■ **Exercise inputs**:

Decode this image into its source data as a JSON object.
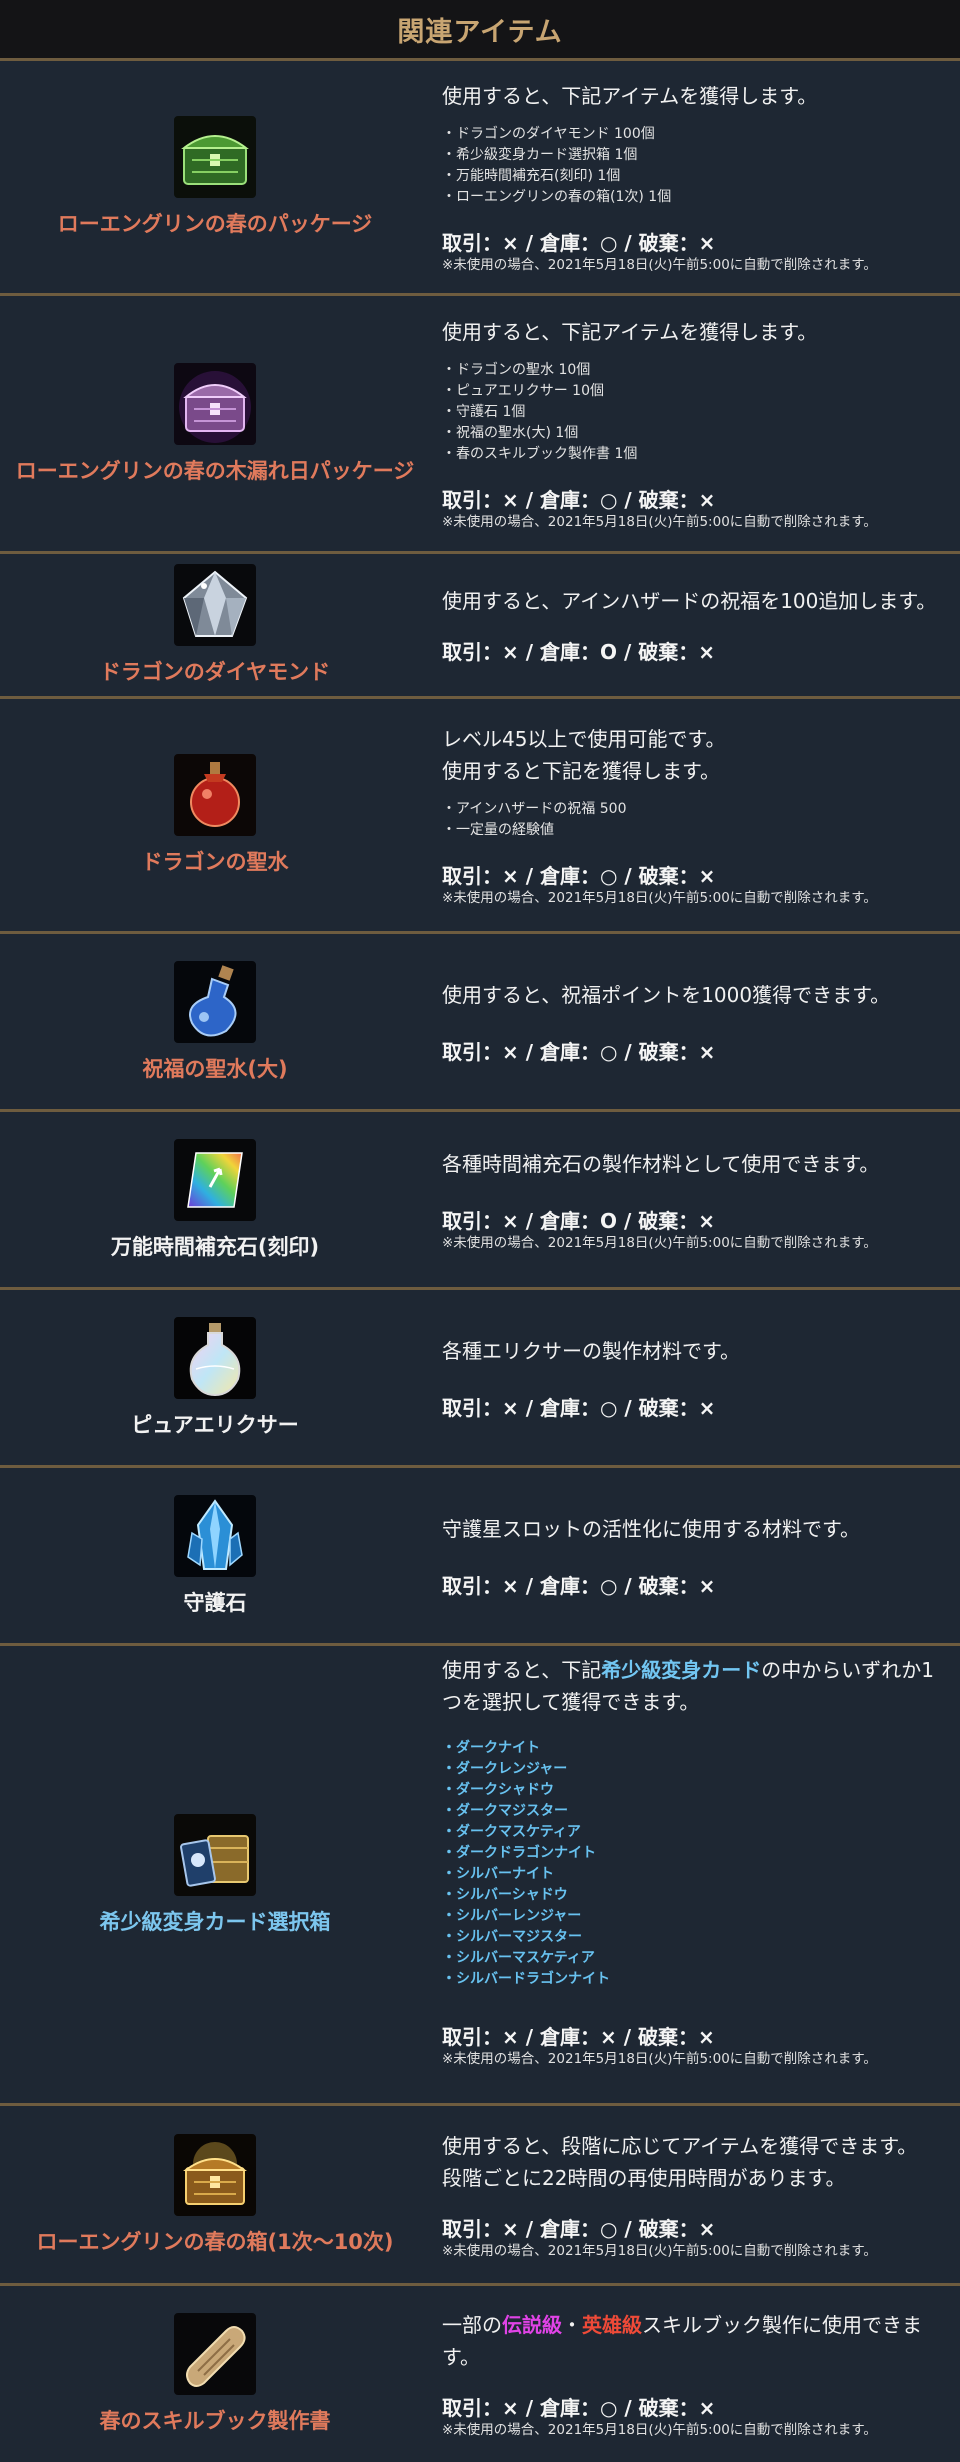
{
  "header": {
    "title": "関連アイテム"
  },
  "colors": {
    "name_orange": "#e07a5c",
    "name_white": "#f2f2f2",
    "name_blue": "#7cc6ee",
    "divider": "#6e5c3f"
  },
  "rows": [
    {
      "name": "ローエングリンの春のパッケージ",
      "icon": "green-treasure-chest",
      "desc": "使用すると、下記アイテムを獲得します。",
      "items": [
        "・ドラゴンのダイヤモンド 100個",
        "・希少級変身カード選択箱 1個",
        "・万能時間補充石(刻印) 1個",
        "・ローエングリンの春の箱(1次) 1個"
      ],
      "trade": "取引：× / 倉庫：○ / 破棄：×",
      "note": "※未使用の場合、2021年5月18日(火)午前5:00に自動で削除されます。"
    },
    {
      "name": "ローエングリンの春の木漏れ日パッケージ",
      "icon": "purple-treasure-chest",
      "desc": "使用すると、下記アイテムを獲得します。",
      "items": [
        "・ドラゴンの聖水 10個",
        "・ピュアエリクサー 10個",
        "・守護石 1個",
        "・祝福の聖水(大) 1個",
        "・春のスキルブック製作書 1個"
      ],
      "trade": "取引：× / 倉庫：○ / 破棄：×",
      "note": "※未使用の場合、2021年5月18日(火)午前5:00に自動で削除されます。"
    },
    {
      "name": "ドラゴンのダイヤモンド",
      "icon": "diamond",
      "desc": "使用すると、アインハザードの祝福を100追加します。",
      "trade": "取引：× / 倉庫：O / 破棄：×"
    },
    {
      "name": "ドラゴンの聖水",
      "icon": "red-potion",
      "desc_lines": [
        "レベル45以上で使用可能です。",
        "使用すると下記を獲得します。"
      ],
      "items": [
        "・アインハザードの祝福 500",
        "・一定量の経験値"
      ],
      "trade": "取引：× / 倉庫：○ / 破棄：×",
      "note": "※未使用の場合、2021年5月18日(火)午前5:00に自動で削除されます。"
    },
    {
      "name": "祝福の聖水(大)",
      "icon": "blue-potion",
      "desc": "使用すると、祝福ポイントを1000獲得できます。",
      "trade": "取引：× / 倉庫：○ / 破棄：×"
    },
    {
      "name": "万能時間補充石(刻印)",
      "icon": "rainbow-stone",
      "desc": "各種時間補充石の製作材料として使用できます。",
      "trade": "取引：× / 倉庫：O / 破棄：×",
      "note": "※未使用の場合、2021年5月18日(火)午前5:00に自動で削除されます。"
    },
    {
      "name": "ピュアエリクサー",
      "icon": "elixir-bottle",
      "desc": "各種エリクサーの製作材料です。",
      "trade": "取引：× / 倉庫：○ / 破棄：×"
    },
    {
      "name": "守護石",
      "icon": "blue-crystal",
      "desc": "守護星スロットの活性化に使用する材料です。",
      "trade": "取引：× / 倉庫：○ / 破棄：×"
    },
    {
      "name": "希少級変身カード選択箱",
      "icon": "card-box",
      "desc_pre": "使用すると、下記",
      "desc_hl": "希少級変身カード",
      "desc_post": "の中からいずれか1つを選択して獲得できます。",
      "items": [
        "・ダークナイト",
        "・ダークレンジャー",
        "・ダークシャドウ",
        "・ダークマジスター",
        "・ダークマスケティア",
        "・ダークドラゴンナイト",
        "・シルバーナイト",
        "・シルバーシャドウ",
        "・シルバーレンジャー",
        "・シルバーマジスター",
        "・シルバーマスケティア",
        "・シルバードラゴンナイト"
      ],
      "trade": "取引：× / 倉庫：× / 破棄：×",
      "note": "※未使用の場合、2021年5月18日(火)午前5:00に自動で削除されます。"
    },
    {
      "name": "ローエングリンの春の箱(1次～10次)",
      "icon": "golden-chest",
      "desc_lines": [
        "使用すると、段階に応じてアイテムを獲得できます。",
        "段階ごとに22時間の再使用時間があります。"
      ],
      "trade": "取引：× / 倉庫：○ / 破棄：×",
      "note": "※未使用の場合、2021年5月18日(火)午前5:00に自動で削除されます。"
    },
    {
      "name": "春のスキルブック製作書",
      "icon": "scroll",
      "desc_pre": "一部の",
      "desc_hl1": "伝説級",
      "desc_mid": "・",
      "desc_hl2": "英雄級",
      "desc_post": "スキルブック製作に使用できます。",
      "trade": "取引：× / 倉庫：○ / 破棄：×",
      "note": "※未使用の場合、2021年5月18日(火)午前5:00に自動で削除されます。"
    }
  ]
}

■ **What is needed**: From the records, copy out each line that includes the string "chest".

■ **Output of the exercise**:
      "icon": "green-treasure-chest",
      "icon": "purple-treasure-chest",
      "icon": "golden-chest",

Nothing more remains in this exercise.